#### [Given records]
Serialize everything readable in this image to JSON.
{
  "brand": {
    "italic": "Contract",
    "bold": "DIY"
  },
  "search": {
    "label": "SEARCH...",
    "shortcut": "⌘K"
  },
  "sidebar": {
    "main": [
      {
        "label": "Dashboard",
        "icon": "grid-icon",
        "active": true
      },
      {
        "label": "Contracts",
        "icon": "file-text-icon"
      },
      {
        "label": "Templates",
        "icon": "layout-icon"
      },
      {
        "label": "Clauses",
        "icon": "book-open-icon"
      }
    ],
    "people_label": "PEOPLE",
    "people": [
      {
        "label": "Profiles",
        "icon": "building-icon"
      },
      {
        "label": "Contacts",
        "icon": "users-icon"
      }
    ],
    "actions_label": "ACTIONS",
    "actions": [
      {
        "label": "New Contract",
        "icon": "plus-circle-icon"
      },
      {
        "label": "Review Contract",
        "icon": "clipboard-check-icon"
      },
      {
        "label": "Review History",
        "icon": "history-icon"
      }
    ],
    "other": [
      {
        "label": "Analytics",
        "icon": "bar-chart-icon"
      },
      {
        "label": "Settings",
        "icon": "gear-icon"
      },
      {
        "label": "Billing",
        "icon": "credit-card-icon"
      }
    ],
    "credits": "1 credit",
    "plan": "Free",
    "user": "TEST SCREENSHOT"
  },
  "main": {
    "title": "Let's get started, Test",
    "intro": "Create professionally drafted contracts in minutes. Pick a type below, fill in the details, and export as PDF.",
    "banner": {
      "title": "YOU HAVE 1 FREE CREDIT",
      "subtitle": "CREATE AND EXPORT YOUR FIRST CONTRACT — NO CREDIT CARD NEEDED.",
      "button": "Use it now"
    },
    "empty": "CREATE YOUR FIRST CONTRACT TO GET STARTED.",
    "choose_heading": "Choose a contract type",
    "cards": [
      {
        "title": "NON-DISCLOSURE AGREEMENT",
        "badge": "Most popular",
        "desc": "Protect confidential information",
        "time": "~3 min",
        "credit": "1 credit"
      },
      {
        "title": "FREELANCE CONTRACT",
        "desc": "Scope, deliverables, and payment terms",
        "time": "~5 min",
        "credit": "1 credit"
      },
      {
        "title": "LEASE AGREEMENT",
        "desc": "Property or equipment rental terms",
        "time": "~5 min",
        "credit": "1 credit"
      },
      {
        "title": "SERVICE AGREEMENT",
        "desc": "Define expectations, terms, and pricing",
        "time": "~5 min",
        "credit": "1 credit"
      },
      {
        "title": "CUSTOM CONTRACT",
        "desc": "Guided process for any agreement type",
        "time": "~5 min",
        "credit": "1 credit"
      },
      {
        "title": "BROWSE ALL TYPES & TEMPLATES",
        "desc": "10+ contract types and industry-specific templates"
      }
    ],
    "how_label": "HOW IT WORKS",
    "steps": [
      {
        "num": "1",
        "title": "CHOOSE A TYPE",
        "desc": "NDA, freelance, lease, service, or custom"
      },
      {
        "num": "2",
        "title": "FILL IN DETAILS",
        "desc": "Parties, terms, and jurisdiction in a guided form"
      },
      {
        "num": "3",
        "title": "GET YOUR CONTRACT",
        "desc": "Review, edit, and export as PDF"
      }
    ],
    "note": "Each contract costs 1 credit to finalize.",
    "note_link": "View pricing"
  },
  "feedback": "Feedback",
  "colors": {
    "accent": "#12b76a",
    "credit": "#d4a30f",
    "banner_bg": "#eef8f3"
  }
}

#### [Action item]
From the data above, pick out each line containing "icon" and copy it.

#### [Answer section]
        "icon": "grid-icon",
        "icon": "file-text-icon"
        "icon": "layout-icon"
        "icon": "book-open-icon"
        "icon": "building-icon"
        "icon": "users-icon"
        "icon": "plus-circle-icon"
        "icon": "clipboard-check-icon"
        "icon": "history-icon"
        "icon": "bar-chart-icon"
        "icon": "gear-icon"
        "icon": "credit-card-icon"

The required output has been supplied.